* **Your instructions**
Write the number of lines in the material below that contain "ProcessFiles", with no other words.

* **Extracted material**
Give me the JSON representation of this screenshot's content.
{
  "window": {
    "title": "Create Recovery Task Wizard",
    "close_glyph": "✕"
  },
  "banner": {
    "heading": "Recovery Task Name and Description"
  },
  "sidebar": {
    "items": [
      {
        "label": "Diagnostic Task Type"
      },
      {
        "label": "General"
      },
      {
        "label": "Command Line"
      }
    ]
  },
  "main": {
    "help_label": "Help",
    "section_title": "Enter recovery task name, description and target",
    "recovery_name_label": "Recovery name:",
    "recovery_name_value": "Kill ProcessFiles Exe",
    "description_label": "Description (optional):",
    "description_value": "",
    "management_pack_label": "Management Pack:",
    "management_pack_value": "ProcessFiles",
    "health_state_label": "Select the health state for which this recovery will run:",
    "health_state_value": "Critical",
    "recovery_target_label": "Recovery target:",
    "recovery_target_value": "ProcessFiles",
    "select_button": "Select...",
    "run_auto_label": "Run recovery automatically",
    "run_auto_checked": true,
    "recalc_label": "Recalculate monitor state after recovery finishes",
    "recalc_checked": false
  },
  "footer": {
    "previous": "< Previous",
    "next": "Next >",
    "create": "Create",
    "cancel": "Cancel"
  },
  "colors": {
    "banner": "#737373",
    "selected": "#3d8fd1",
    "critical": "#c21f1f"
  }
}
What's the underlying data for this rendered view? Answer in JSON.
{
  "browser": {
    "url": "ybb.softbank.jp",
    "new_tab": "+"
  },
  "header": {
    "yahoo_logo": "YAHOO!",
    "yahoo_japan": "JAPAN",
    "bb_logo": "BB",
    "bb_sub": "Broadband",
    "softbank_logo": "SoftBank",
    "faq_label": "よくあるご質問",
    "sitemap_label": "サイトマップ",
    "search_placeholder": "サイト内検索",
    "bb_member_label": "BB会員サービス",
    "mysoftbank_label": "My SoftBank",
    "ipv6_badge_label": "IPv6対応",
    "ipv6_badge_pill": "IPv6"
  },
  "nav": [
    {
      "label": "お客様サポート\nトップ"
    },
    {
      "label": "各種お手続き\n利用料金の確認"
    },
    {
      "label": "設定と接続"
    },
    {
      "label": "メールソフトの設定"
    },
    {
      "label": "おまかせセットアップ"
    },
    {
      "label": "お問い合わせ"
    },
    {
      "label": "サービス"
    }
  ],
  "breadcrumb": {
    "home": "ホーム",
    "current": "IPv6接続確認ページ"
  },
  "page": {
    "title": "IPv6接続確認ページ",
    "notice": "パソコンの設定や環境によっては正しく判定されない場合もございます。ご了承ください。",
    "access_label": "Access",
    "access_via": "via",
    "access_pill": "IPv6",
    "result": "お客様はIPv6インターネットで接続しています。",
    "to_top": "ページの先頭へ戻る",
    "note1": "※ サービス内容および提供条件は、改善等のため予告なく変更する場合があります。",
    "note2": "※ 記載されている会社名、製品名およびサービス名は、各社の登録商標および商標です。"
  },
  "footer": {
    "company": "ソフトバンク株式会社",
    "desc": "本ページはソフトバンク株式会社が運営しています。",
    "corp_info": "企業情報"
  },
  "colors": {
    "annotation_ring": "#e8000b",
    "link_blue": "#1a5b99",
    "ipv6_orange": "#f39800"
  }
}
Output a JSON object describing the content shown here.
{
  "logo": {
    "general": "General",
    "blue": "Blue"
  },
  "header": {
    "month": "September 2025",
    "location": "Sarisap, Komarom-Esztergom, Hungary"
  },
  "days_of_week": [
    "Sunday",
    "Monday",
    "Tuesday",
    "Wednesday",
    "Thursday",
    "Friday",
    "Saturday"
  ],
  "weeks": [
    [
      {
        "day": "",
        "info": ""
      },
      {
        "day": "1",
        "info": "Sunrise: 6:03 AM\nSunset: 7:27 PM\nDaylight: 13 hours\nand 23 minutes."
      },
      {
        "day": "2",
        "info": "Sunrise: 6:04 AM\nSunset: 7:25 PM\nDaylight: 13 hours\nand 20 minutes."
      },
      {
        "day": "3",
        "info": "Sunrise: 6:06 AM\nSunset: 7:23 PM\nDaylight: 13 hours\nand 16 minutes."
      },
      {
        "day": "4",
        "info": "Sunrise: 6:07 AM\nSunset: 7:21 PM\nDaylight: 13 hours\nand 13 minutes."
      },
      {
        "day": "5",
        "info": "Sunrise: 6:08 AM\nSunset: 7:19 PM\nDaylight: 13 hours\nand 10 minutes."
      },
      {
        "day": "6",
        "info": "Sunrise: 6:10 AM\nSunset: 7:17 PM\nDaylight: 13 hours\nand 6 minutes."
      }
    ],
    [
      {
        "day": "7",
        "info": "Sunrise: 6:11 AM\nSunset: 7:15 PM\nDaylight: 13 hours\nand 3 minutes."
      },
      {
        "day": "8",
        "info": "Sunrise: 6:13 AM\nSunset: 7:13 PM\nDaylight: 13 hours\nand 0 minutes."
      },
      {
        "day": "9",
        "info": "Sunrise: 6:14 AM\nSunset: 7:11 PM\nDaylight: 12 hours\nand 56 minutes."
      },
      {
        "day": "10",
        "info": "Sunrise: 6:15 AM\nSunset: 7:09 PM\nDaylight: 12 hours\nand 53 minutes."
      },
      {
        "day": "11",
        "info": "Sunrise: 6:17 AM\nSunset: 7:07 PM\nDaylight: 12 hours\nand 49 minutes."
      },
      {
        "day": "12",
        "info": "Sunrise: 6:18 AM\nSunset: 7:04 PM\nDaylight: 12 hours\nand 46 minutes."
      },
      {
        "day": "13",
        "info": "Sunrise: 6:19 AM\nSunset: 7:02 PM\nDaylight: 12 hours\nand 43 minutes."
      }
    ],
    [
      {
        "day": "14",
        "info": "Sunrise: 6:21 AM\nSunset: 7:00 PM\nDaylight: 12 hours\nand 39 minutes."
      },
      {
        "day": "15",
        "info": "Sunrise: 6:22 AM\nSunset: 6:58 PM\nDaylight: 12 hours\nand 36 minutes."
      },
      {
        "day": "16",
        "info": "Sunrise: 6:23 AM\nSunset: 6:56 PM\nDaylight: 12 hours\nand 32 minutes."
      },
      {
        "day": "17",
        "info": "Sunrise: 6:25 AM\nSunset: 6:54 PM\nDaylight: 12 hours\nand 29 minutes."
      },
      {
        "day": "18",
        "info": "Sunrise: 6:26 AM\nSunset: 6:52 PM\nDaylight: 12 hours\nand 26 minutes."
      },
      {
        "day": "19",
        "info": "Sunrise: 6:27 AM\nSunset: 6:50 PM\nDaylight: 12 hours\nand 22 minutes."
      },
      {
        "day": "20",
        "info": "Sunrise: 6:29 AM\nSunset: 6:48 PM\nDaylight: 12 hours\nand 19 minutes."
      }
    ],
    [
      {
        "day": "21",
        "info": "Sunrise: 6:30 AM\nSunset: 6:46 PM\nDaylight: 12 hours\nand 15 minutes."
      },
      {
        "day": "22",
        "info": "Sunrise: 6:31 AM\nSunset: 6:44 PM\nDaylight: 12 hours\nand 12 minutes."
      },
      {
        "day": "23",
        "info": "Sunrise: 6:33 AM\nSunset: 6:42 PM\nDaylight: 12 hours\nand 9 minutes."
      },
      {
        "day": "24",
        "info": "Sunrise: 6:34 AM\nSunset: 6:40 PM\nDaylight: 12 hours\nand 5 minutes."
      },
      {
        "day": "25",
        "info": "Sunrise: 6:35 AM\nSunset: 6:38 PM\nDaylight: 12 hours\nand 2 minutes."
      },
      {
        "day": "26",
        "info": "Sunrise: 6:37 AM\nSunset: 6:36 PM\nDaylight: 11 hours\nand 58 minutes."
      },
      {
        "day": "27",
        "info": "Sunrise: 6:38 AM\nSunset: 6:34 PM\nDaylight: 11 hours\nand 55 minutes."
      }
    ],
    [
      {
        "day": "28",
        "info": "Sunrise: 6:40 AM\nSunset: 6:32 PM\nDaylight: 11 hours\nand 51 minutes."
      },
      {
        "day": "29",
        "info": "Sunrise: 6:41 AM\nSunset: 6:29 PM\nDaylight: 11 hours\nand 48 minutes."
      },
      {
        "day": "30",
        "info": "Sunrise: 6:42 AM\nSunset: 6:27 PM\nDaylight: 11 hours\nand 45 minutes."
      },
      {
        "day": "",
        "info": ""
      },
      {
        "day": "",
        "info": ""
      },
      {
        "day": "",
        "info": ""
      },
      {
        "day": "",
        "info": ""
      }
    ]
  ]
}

* **Response area**
3